Buffalo Souljah challenges businessmen . . .Wants them to support local artistes

By Tonderai Zvimba

South Africa-based Zimbabwean dancehall and reggae artiste, Buffalo Souljah (real name Thabani Ndlovu) has challenged local businessmen to support and fund local artistes in order to promote the music industry.

Buffalo Souljah
Buffalo Souljah

The renowned dancehall musician who has several Channel O awards to his name took to social media to rant about how local talent is going to waste because of lack of funding.
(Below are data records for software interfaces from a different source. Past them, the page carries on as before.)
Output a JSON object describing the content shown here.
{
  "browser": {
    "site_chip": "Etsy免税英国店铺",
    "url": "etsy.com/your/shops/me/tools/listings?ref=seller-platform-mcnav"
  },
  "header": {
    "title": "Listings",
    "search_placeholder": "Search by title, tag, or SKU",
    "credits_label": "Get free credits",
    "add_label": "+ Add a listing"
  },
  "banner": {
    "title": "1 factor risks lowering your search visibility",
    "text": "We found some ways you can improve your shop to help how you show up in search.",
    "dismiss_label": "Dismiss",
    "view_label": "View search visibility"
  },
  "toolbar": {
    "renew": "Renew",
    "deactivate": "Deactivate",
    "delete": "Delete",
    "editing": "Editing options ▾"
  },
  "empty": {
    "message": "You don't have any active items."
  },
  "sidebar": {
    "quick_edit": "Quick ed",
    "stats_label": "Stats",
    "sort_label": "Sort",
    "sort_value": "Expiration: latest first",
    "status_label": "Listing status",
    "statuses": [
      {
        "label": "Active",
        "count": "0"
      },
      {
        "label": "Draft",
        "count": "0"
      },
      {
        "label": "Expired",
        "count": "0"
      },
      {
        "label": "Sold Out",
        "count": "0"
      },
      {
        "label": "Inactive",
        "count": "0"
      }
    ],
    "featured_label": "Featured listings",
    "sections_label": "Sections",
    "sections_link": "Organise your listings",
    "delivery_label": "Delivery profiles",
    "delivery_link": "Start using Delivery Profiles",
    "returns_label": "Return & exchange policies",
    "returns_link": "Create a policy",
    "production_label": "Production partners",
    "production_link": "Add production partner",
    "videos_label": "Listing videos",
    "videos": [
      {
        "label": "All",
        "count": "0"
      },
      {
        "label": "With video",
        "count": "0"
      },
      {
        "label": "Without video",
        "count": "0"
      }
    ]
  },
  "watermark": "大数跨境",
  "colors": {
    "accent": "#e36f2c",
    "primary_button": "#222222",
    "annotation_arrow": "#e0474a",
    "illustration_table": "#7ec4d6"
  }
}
He singled out the likes of Genius ‘Ginimbi’ Kadungure, Wicknell ‘Sir Wicknell’ Chivayo, Tazvi ‘Chief J’ Mhaka and Frank Buyanga as some businessmen who could sponsor local artistes.

Through his United Nations of Africa record label, Buffalo said his hope was to support and promote fellow artistes from Zimbabwe by recording and getting their music played outside the country but he could only do so much because of limited funds and resources.

“More than 10 years in the African industry, there’s no African country I’ve no link to. I also have links in the UK and USA mainstream but I can’t do anything without funds. I challenge my brothers Ginimbi, Sir Wicknell, Tazvi Mhaka (Chief J) and Frank Buyanga to please help the youths out there. Or maybe you can link them with those who might be interested as Zimbabwe has one of the most talented youths in Africa,” begged Buffalo.

The chanter went on to give examples of successful South African and Nigerian musicians like Wizkid and Davido who he said made it big in Africa and the world because they had support from their countrymen as well as financial support.

“I learnt from my Nigerian friends how they’ll rather drive a long distance to buy Nigerian food when there is a KFC or McDonalds around the corner here in Johannesburg. Same applies in the club, if they’re spending money in the club, they’ll order the club owner to play Nigerian music.

“This is justifiable as we Zimbabweans can also control the playlist if we’re spending R100k in the club. We can also tell a DJ to play a Winky D or Enzo Ishall song, but we act like it’s not allowed to do so. All I can help with is the connections, but I need financial power,” said Buffalo Souljah.

Zimbabweans such as Ginimbi and his friends are known for splashing money in South Africa and other countries through their lavish birthday parties.

Like Buffalo said, such businessmen could easily use their financial muscle to promote local music in SA clubs that they patronise during that period.

To his credit though, Ginimbi has on several occasions, brought in Trace Africa TV personalities from South Africa to Zimbabwe to record proceedings from some of the events he has hosted like Davido and Fally Ipupa’s concerts in Harare.

Some local personalities were interviewed by Trace and it’s now up to them to continue marketing their brands.

Wicknell has on numerous occasions, supported artistes when they launch their albums by buying the first copy for an amount often equivalent to more than that of 100 CD sales.

Buffalo Souljah on his part is credited for giving local musicians the drive to spread their wings outside Zimbabwe.

Taking artistes such as Queen Vee under his wing, Buffalo has constantly been pushing for local artistes’ music videos to be played on continental music channels.

Recently he was in the country for a collaboration with Enzo Ishall on a track titled Fear No Man.

The two also recorded a video for the track which will likely see Enzo penetrating South African music video channels through Buffalo Souljah’s links with Channel O and Trace Africa. The Chronicle